What is Lottery?

Lottery is a form of gambling that involves drawing numbers at random for a prize. Some governments outlaw it while others endorse it and organize state or national lotteries. The most common type of lottery is a financial one, where participants pay a small amount of money in return for a chance to win a large jackpot. Other types of lotteries involve goods or services, such as housing units in a subsidized housing complex or kindergarten placements at a public school. Lotteries have wide appeal as a fundraising tool because they are simple to organize and easy to play, and the proceeds often go toward good causes in the public sector.

The word lottery derives from the Dutch word for “fate,” or “chance.” People play lotteries for a variety of reasons, including the desire to improve their lives, and many people believe that winning the lottery is the key to their dreams. But the odds of winning are extremely low, and a person should consider carefully whether it is worth the risk.

There are also a number of other criticisms leveled at the lottery, including its alleged promotion of addictive gambling behavior and its role as a major regressive tax on lower-income groups. These criticisms highlight the tension between the state’s desire to increase revenue and its duty to protect the public welfare.

Despite these criticisms, lotteries continue to be popular with the general population and have helped fund a range of government projects. For example, the American Revolution was partially funded by public lotteries, and Benjamin Franklin sponsored a private lottery to raise funds for a battery of cannons to defend Philadelphia during the war. Lotteries have also been used to raise money for a variety of educational institutions, including Harvard, Yale, and Dartmouth.

In the United States, a majority of lottery players are men and a significant percentage come from lower-income households. As a result, the lottery contributes billions of dollars to the economy each year. Many people buy a ticket at least once a week, and the average person plays the lottery for about two hours per week. However, the distribution of lottery playing is more uneven than this statistic suggests; lower-income and less educated Americans disproportionately participate in the lottery.

Lottery winners can choose to receive their winnings in the form of a lump sum or in regular installments. Lump sums are usually a better option for individuals who need immediate access to their winnings, such as those seeking investment opportunities or debt relief. However, it is important to remember that a lump sum can disappear quickly if not properly managed. Lottery winners who want to keep their winnings for the long term should consult with financial experts.

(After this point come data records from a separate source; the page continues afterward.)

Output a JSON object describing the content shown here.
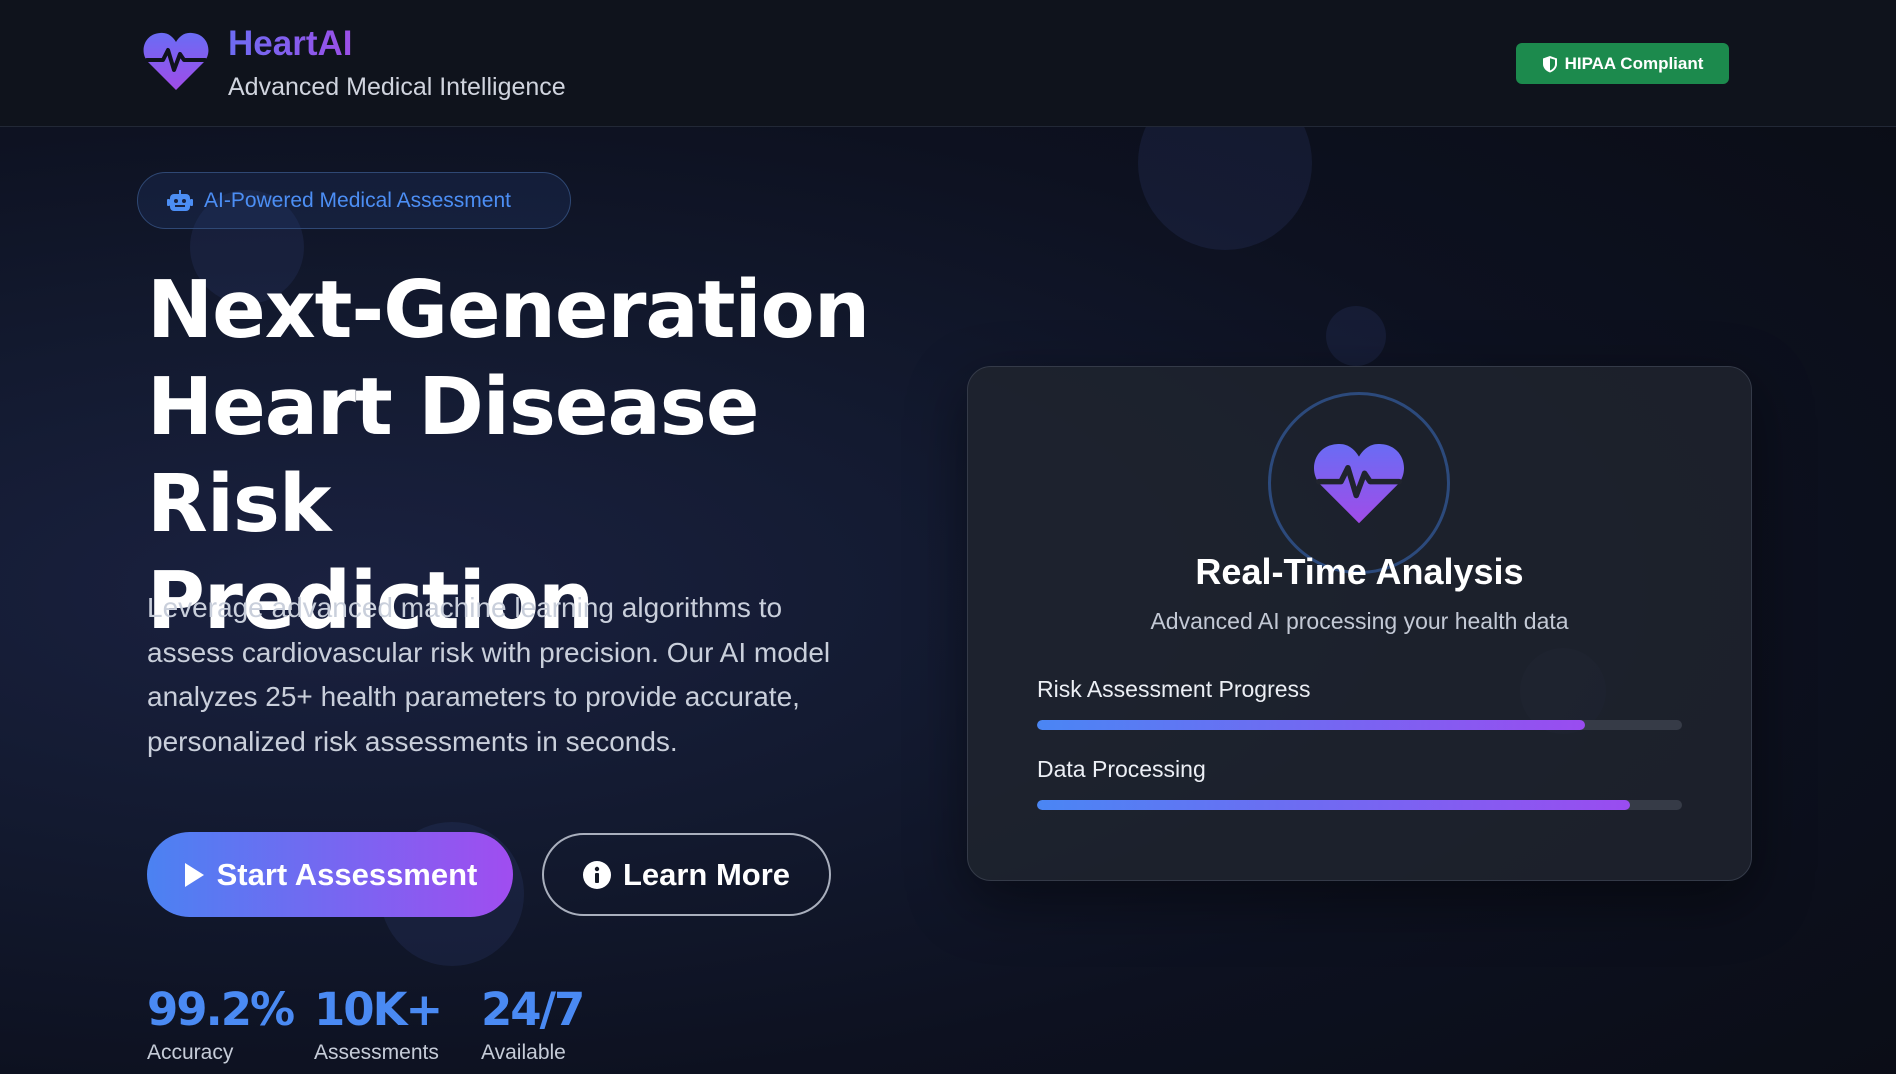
{
  "header": {
    "brand_name": "HeartAI",
    "brand_tagline": "Advanced Medical Intelligence",
    "badge": "HIPAA Compliant"
  },
  "hero": {
    "pill": "AI-Powered Medical Assessment",
    "headline": [
      "Next-Generation",
      "Heart Disease Risk",
      "Prediction"
    ],
    "description": "Leverage advanced machine learning algorithms to assess cardiovascular risk with precision. Our AI model analyzes 25+ health parameters to provide accurate, personalized risk assessments in seconds.",
    "primary_button": "Start Assessment",
    "secondary_button": "Learn More",
    "stats": [
      {
        "value": "99.2%",
        "label": "Accuracy"
      },
      {
        "value": "10K+",
        "label": "Assessments"
      },
      {
        "value": "24/7",
        "label": "Available"
      }
    ]
  },
  "card": {
    "title": "Real-Time Analysis",
    "subtitle": "Advanced AI processing your health data",
    "progress": [
      {
        "label": "Risk Assessment Progress",
        "percent": 85
      },
      {
        "label": "Data Processing",
        "percent": 92
      }
    ]
  },
  "colors": {
    "accent_blue": "#4a86f4",
    "accent_purple": "#9a4cf0",
    "badge_green": "#1c8a4d"
  },
  "icons": {
    "logo": "heart-pulse-icon",
    "badge": "shield-icon",
    "pill": "robot-icon",
    "primary_button": "play-icon",
    "secondary_button": "info-icon"
  }
}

In the US, lotteries are run by state and local agencies and are regulated to ensure integrity and fairness. They also require that all winnings be reported to the IRS and are audited periodically. In addition, the winners’ names are published in newspapers so that their identity can be verified.